■ Problem description ■
In the entries below, count every line with the string "stars". State the count and nothing else.
━━━━━ Provided data ━━━━━
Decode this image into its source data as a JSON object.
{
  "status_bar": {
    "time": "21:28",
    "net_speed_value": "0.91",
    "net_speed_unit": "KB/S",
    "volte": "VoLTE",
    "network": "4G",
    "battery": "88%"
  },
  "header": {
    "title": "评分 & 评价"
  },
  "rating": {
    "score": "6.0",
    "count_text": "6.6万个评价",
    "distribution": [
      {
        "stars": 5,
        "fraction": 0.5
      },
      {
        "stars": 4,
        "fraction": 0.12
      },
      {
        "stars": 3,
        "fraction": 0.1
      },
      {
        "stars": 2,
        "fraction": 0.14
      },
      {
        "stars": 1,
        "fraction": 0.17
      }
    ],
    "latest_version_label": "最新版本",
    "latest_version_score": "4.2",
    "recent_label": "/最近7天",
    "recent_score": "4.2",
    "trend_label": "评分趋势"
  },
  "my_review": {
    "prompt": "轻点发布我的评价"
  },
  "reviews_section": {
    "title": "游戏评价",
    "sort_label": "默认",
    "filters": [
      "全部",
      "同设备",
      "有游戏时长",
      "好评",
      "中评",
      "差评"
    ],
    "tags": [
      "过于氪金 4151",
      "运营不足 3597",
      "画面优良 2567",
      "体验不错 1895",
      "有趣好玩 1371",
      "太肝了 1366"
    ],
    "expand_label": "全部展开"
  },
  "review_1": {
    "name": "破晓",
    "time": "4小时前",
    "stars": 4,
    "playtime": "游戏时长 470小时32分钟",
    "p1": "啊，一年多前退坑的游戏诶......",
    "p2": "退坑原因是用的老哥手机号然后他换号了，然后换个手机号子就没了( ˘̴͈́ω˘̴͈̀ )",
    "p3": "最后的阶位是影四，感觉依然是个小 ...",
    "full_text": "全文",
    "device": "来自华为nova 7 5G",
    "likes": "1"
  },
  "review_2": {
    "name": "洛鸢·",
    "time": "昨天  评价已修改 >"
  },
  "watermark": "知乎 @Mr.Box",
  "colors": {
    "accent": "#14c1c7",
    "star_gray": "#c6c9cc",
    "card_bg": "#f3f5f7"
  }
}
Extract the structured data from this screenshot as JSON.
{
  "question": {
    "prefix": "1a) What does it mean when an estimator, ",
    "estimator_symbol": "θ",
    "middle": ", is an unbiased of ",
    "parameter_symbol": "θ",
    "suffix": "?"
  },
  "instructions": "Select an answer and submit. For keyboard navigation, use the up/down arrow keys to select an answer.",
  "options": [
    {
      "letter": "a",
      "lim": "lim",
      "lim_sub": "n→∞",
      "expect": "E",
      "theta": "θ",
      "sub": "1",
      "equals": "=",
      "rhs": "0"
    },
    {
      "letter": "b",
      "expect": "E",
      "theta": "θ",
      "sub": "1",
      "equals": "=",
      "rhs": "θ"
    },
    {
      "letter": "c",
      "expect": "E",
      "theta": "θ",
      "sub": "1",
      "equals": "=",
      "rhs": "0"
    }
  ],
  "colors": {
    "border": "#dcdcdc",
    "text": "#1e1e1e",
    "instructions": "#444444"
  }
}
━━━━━
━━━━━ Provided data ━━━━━
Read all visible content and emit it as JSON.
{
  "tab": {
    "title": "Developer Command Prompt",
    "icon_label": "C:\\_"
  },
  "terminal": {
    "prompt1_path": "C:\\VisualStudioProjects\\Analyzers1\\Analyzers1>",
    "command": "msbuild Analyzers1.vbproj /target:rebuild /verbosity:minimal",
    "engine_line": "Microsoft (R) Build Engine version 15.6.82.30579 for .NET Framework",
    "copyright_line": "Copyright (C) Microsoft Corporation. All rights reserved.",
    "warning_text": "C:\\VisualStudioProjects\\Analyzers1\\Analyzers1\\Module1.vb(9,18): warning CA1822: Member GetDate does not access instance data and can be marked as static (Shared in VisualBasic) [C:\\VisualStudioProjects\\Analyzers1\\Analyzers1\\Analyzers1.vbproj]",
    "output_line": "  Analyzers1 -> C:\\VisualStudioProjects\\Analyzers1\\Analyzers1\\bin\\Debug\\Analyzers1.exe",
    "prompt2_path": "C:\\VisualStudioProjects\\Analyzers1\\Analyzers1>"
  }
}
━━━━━
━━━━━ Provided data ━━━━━
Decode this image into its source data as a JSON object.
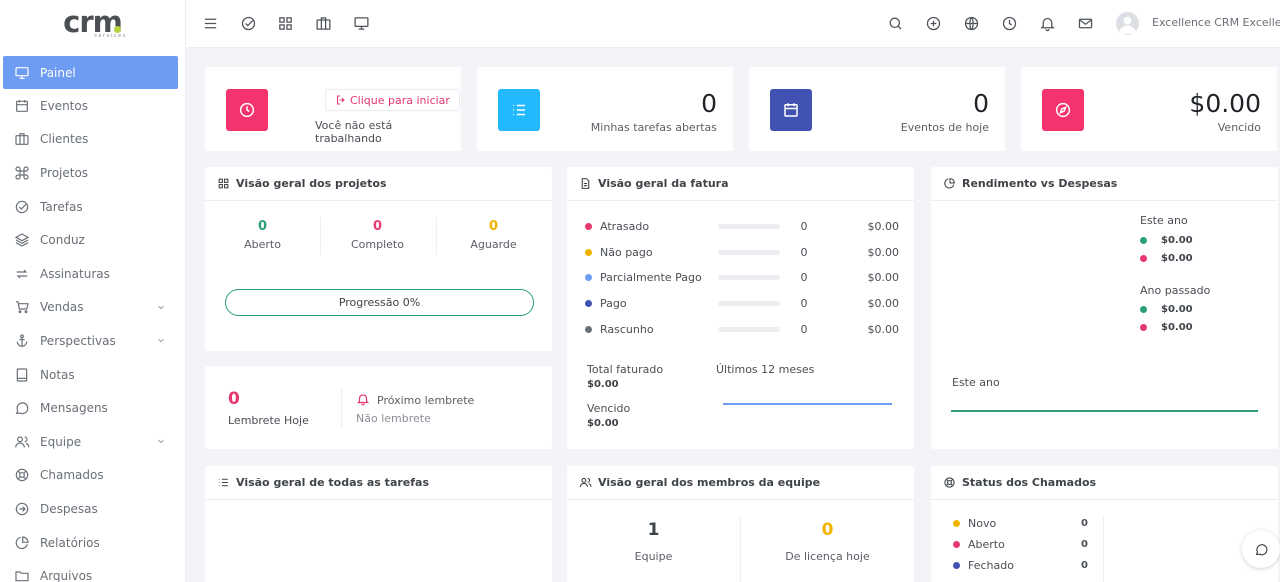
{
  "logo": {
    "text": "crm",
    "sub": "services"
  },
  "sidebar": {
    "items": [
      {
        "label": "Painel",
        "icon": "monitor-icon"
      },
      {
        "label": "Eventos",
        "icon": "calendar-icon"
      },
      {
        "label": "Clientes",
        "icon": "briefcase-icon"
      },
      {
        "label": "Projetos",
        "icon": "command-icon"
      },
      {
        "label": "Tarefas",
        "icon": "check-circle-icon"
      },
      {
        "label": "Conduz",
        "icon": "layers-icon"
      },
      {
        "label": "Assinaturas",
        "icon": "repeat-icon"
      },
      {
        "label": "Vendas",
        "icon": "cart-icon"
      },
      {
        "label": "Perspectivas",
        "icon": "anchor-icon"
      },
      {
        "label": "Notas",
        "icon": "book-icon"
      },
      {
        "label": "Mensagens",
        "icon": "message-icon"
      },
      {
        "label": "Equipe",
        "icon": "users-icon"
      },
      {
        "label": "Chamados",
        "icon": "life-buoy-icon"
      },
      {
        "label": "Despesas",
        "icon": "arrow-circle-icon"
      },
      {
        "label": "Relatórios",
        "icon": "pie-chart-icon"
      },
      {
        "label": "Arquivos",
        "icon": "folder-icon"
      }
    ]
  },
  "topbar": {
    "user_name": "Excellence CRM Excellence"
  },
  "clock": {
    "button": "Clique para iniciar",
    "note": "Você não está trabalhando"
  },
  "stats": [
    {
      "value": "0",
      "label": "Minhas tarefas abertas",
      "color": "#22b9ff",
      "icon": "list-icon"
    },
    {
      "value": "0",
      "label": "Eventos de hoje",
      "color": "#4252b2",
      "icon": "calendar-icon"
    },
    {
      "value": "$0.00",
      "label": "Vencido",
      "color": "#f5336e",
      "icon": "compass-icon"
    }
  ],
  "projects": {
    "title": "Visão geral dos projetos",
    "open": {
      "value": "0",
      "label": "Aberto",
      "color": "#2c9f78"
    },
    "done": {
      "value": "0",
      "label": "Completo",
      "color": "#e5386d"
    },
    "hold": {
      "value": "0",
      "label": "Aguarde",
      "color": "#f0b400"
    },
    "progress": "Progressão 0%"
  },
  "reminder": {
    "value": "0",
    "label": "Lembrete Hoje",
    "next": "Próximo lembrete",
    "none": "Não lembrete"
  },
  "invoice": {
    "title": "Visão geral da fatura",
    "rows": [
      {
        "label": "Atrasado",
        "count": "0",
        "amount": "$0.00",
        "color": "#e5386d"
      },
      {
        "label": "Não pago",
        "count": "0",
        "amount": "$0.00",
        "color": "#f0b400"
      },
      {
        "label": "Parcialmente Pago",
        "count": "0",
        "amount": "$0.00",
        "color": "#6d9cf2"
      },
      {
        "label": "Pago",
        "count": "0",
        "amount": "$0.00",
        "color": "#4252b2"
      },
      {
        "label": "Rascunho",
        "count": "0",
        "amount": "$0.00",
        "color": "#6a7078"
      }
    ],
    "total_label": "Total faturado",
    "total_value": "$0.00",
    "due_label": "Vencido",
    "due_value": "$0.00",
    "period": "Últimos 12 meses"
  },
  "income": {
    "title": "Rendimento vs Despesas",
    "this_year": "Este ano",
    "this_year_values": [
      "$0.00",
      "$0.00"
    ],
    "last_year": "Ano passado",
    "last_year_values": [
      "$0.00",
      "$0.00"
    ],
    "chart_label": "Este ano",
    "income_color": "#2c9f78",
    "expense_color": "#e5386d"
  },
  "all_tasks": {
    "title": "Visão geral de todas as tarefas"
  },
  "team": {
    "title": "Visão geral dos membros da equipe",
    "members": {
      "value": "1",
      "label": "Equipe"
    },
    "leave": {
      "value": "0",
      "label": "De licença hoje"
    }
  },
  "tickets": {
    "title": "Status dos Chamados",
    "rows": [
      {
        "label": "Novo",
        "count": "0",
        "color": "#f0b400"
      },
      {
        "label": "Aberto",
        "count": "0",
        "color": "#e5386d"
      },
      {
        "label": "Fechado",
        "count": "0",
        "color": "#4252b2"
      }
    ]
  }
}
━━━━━
■ Task output ■
6